### TASK GOAL
Beginning with the first line below, output every record verbatim and leave out the images.

### RECORDS FOR PROCESSING
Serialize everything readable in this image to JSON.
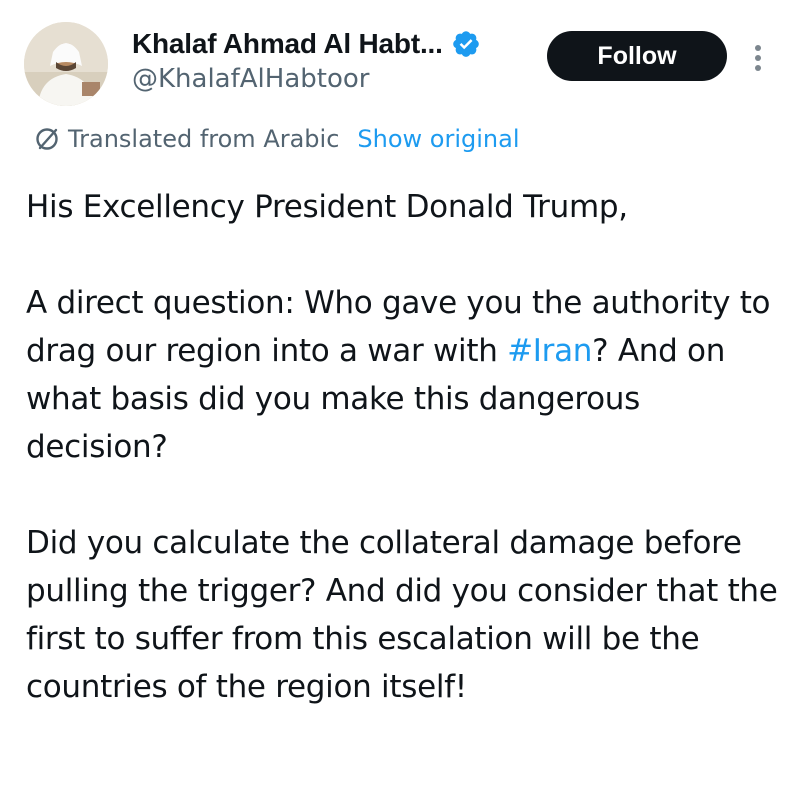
{
  "author": {
    "display_name": "Khalaf Ahmad Al Habt...",
    "handle": "@KhalafAlHabtoor",
    "verified_icon": "verified-badge-icon",
    "avatar_icon": "avatar"
  },
  "actions": {
    "follow_label": "Follow",
    "more_icon": "more-vertical-icon"
  },
  "translation": {
    "icon": "translate-icon",
    "label": "Translated from Arabic",
    "show_original_label": "Show original"
  },
  "tweet": {
    "line_greeting": "His Excellency President Donald Trump,",
    "para2_before_hashtag": "A direct question: Who gave you the authority to drag our region into a war with ",
    "hashtag": "#Iran",
    "para2_after_hashtag": "? And on what basis did you make this dangerous decision?",
    "para3": "Did you calculate the collateral damage before pulling the trigger? And did you consider that the first to suffer from this escalation will be the countries of the region itself!"
  },
  "colors": {
    "text": "#0f1419",
    "secondary": "#536471",
    "link": "#1d9bf0",
    "button_bg": "#0f1419",
    "button_text": "#ffffff"
  }
}
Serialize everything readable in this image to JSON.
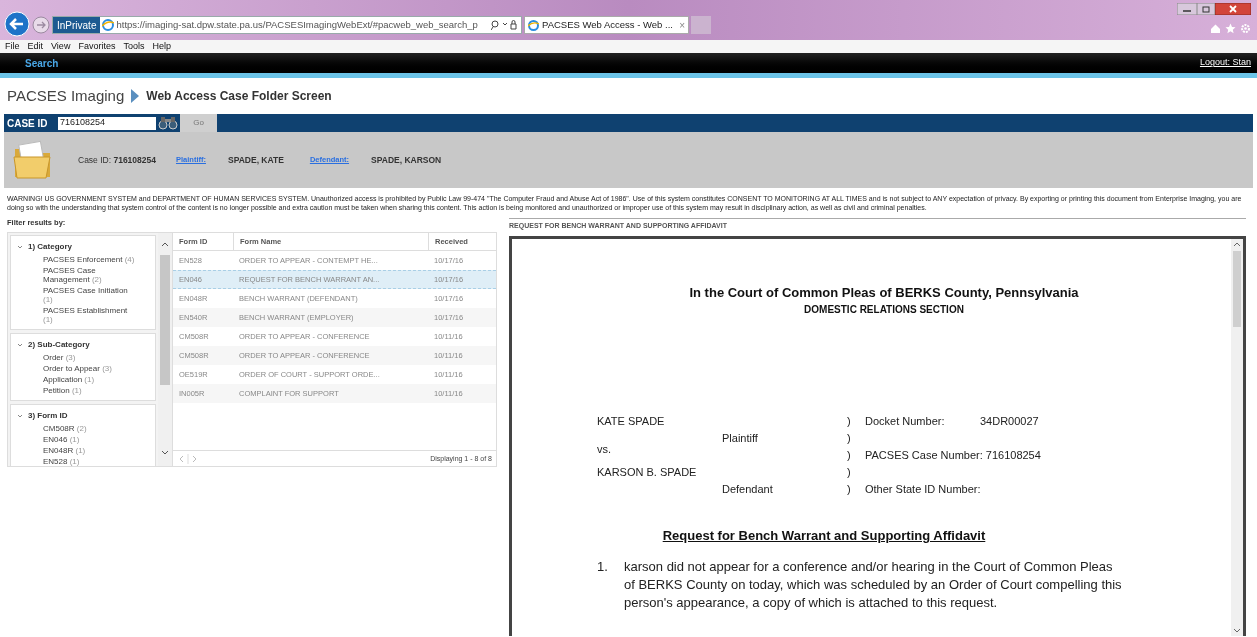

### TASK RESULT
Serialize everything readable in this image to JSON.
{
  "author": {
    "display_name": "Khalaf Ahmad Al Habt...",
    "handle": "@KhalafAlHabtoor",
    "verified_icon": "verified-badge-icon",
    "avatar_icon": "avatar"
  },
  "actions": {
    "follow_label": "Follow",
    "more_icon": "more-vertical-icon"
  },
  "translation": {
    "icon": "translate-icon",
    "label": "Translated from Arabic",
    "show_original_label": "Show original"
  },
  "tweet": {
    "line_greeting": "His Excellency President Donald Trump,",
    "para2_before_hashtag": "A direct question: Who gave you the authority to drag our region into a war with ",
    "hashtag": "#Iran",
    "para2_after_hashtag": "? And on what basis did you make this dangerous decision?",
    "para3": "Did you calculate the collateral damage before pulling the trigger? And did you consider that the first to suffer from this escalation will be the countries of the region itself!"
  },
  "colors": {
    "text": "#0f1419",
    "secondary": "#536471",
    "link": "#1d9bf0",
    "button_bg": "#0f1419",
    "button_text": "#ffffff"
  }
}
Serialize everything readable in this image to JSON.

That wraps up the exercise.